Recorded data »

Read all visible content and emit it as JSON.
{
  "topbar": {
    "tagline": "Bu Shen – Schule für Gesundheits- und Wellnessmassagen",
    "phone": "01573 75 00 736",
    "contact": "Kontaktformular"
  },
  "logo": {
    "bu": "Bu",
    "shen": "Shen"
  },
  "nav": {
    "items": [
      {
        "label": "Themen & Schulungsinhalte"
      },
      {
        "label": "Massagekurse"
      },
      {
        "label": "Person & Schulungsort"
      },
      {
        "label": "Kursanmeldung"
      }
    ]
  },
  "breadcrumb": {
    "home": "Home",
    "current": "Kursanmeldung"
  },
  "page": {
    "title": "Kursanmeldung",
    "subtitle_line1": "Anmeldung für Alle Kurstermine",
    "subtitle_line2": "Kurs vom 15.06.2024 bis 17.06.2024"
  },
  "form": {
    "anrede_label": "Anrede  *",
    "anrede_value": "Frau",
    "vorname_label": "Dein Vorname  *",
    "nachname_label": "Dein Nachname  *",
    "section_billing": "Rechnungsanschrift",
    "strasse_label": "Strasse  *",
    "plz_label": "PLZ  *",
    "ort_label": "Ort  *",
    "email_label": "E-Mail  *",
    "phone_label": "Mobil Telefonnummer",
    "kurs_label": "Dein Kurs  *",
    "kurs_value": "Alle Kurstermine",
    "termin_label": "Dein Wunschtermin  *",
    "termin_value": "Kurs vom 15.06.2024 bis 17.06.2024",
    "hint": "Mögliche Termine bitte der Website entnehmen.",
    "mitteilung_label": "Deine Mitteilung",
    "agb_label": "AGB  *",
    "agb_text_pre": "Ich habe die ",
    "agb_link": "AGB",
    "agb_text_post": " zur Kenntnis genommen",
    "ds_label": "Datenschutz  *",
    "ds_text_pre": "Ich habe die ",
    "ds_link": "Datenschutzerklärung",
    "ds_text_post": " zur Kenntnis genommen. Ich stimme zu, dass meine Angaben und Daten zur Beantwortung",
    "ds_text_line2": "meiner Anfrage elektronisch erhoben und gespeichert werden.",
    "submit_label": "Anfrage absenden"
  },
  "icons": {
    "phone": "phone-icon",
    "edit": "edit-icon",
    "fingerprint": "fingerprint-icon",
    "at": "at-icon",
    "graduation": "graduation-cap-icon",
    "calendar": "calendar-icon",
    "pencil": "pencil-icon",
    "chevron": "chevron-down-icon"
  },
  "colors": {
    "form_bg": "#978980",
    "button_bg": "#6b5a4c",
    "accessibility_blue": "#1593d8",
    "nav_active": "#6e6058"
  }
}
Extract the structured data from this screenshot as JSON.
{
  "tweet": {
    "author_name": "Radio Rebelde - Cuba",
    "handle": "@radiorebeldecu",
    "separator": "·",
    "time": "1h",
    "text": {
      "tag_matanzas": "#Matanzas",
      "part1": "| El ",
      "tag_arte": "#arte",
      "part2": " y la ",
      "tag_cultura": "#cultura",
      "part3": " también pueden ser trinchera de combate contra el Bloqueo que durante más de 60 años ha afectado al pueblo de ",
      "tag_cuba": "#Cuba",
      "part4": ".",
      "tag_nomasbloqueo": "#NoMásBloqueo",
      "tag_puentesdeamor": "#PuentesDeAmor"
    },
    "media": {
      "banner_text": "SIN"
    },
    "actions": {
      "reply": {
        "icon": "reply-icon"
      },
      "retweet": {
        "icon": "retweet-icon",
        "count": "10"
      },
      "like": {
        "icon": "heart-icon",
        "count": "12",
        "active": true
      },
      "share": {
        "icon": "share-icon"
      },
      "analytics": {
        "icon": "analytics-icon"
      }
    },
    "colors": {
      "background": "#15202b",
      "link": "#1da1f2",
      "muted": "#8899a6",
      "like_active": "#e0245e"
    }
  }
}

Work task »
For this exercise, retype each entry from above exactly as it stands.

Exercise solution »
Read all visible content and emit it as JSON.
{
  "topbar": {
    "tagline": "Bu Shen – Schule für Gesundheits- und Wellnessmassagen",
    "phone": "01573 75 00 736",
    "contact": "Kontaktformular"
  },
  "logo": {
    "bu": "Bu",
    "shen": "Shen"
  },
  "nav": {
    "items": [
      {
        "label": "Themen & Schulungsinhalte"
      },
      {
        "label": "Massagekurse"
      },
      {
        "label": "Person & Schulungsort"
      },
      {
        "label": "Kursanmeldung"
      }
    ]
  },
  "breadcrumb": {
    "home": "Home",
    "current": "Kursanmeldung"
  },
  "page": {
    "title": "Kursanmeldung",
    "subtitle_line1": "Anmeldung für Alle Kurstermine",
    "subtitle_line2": "Kurs vom 15.06.2024 bis 17.06.2024"
  },
  "form": {
    "anrede_label": "Anrede  *",
    "anrede_value": "Frau",
    "vorname_label": "Dein Vorname  *",
    "nachname_label": "Dein Nachname  *",
    "section_billing": "Rechnungsanschrift",
    "strasse_label": "Strasse  *",
    "plz_label": "PLZ  *",
    "ort_label": "Ort  *",
    "email_label": "E-Mail  *",
    "phone_label": "Mobil Telefonnummer",
    "kurs_label": "Dein Kurs  *",
    "kurs_value": "Alle Kurstermine",
    "termin_label": "Dein Wunschtermin  *",
    "termin_value": "Kurs vom 15.06.2024 bis 17.06.2024",
    "hint": "Mögliche Termine bitte der Website entnehmen.",
    "mitteilung_label": "Deine Mitteilung",
    "agb_label": "AGB  *",
    "agb_text_pre": "Ich habe die ",
    "agb_link": "AGB",
    "agb_text_post": " zur Kenntnis genommen",
    "ds_label": "Datenschutz  *",
    "ds_text_pre": "Ich habe die ",
    "ds_link": "Datenschutzerklärung",
    "ds_text_post": " zur Kenntnis genommen. Ich stimme zu, dass meine Angaben und Daten zur Beantwortung",
    "ds_text_line2": "meiner Anfrage elektronisch erhoben und gespeichert werden.",
    "submit_label": "Anfrage absenden"
  },
  "icons": {
    "phone": "phone-icon",
    "edit": "edit-icon",
    "fingerprint": "fingerprint-icon",
    "at": "at-icon",
    "graduation": "graduation-cap-icon",
    "calendar": "calendar-icon",
    "pencil": "pencil-icon",
    "chevron": "chevron-down-icon"
  },
  "colors": {
    "form_bg": "#978980",
    "button_bg": "#6b5a4c",
    "accessibility_blue": "#1593d8",
    "nav_active": "#6e6058"
  }
}
Extract the structured data from this screenshot as JSON.
{
  "tweet": {
    "author_name": "Radio Rebelde - Cuba",
    "handle": "@radiorebeldecu",
    "separator": "·",
    "time": "1h",
    "text": {
      "tag_matanzas": "#Matanzas",
      "part1": "| El ",
      "tag_arte": "#arte",
      "part2": " y la ",
      "tag_cultura": "#cultura",
      "part3": " también pueden ser trinchera de combate contra el Bloqueo que durante más de 60 años ha afectado al pueblo de ",
      "tag_cuba": "#Cuba",
      "part4": ".",
      "tag_nomasbloqueo": "#NoMásBloqueo",
      "tag_puentesdeamor": "#PuentesDeAmor"
    },
    "media": {
      "banner_text": "SIN"
    },
    "actions": {
      "reply": {
        "icon": "reply-icon"
      },
      "retweet": {
        "icon": "retweet-icon",
        "count": "10"
      },
      "like": {
        "icon": "heart-icon",
        "count": "12",
        "active": true
      },
      "share": {
        "icon": "share-icon"
      },
      "analytics": {
        "icon": "analytics-icon"
      }
    },
    "colors": {
      "background": "#15202b",
      "link": "#1da1f2",
      "muted": "#8899a6",
      "like_active": "#e0245e"
    }
  }
}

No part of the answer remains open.